Northern Ireland Secretary Chris Heaton-Harris has insisted that talks with the DUP over the trade border impasse are making progress, but has refused to put a timeline on the restoration of Stormont.
Mr Heaton-Harris, who was part of a UK Government delegation which attended a meeting of the British-Irish Intergovernmental Conference in Dublin, said the negotiations were in their “final, final stages”.
Tanaiste Micheal Martin said fiscal challenges for Northern Ireland are growing and a restored Assembly is needed to tackle them.
The DUP has been blocking powersharing at Stormont for more than a year and a half in protest at the internal UK trade barriers created by Brexit’s Northern Ireland Protocol.
The party has been involved in negotiations with the Government about the Windsor Framework, which reformed the protocol, and is seeking further assurances, by way of legislation, over Northern Ireland’s place in the UK internal market.
Speculation has been growing in recent weeks that the DUP could be closing in on an agreement with the Government which could restore the Assembly at Stormont.
The powersharing institutions in Northern Ireland cannot function without the involvement of the largest unionist party.
During the conference, ministers from the two governments discussed progress in the talks and agreed that the institutions need to be restored on a sustainable basis.
Speaking to the media afterwards, Mr Heaton-Harris was asked repeatedly if there was a timeline for a deal which would pave the way for a return of Stormont.
He said: “On the timeline, I don’t give a timeline.
“I’ve learnt in my time as Northern Ireland Secretary, don’t give timelines, don’t give deadlines, just get on with the job.”
He added: “We are all working very hard to make sure Stormont is back as soon as possible but I am not going to set a timeline to it.
“We are in the final stages. I could go further and say we are in the final, final stages of this. We are really working hard to try and close this down.
“I believe there is an ever diminishing number of questions we have to answer from the DUP. I do see progress in this space.
“I am very keen when we get the Executive back that it is a sustainable Executive that lasts the course.
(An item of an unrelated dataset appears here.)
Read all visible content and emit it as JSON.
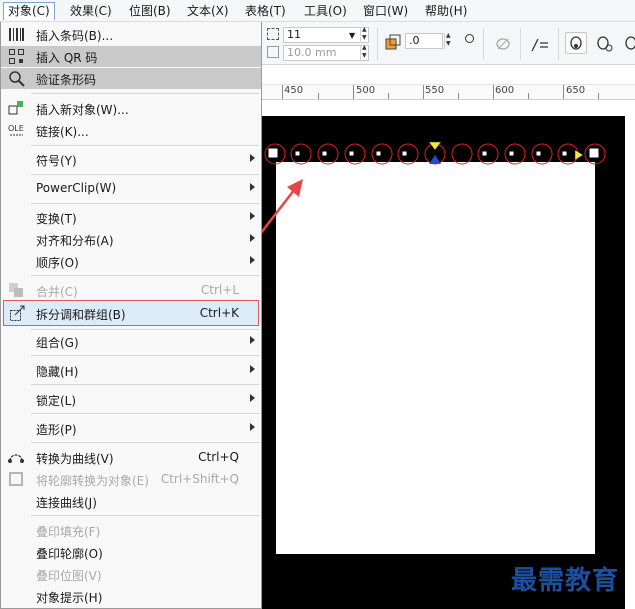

I think that’s imperative for all the people of Northern Ireland.”
The Northern Ireland Secretary continued: “I wish I’d reached a deal with (DUP leader) Sir Jeffrey Donaldson, we are not at that point yet, we are still clarifying points.”
Mr Martin said it was “extremely important” that the powersharing institutions were restored.
He said: “I think the people of Northern Ireland deserve that.
“I have long said that once an election is held in any democracy the natural consequence is the formation of a parliament or an assembly in this case and a government and an executive.
“The absence of the institutions damage politics, damage democracy.”
“The challenges for Northern Ireland in fiscal terms, in budgetary terms and in health are growing, the situation requires an Executive and an Assembly and I would hope that sooner rather than later we could get the institutions back.”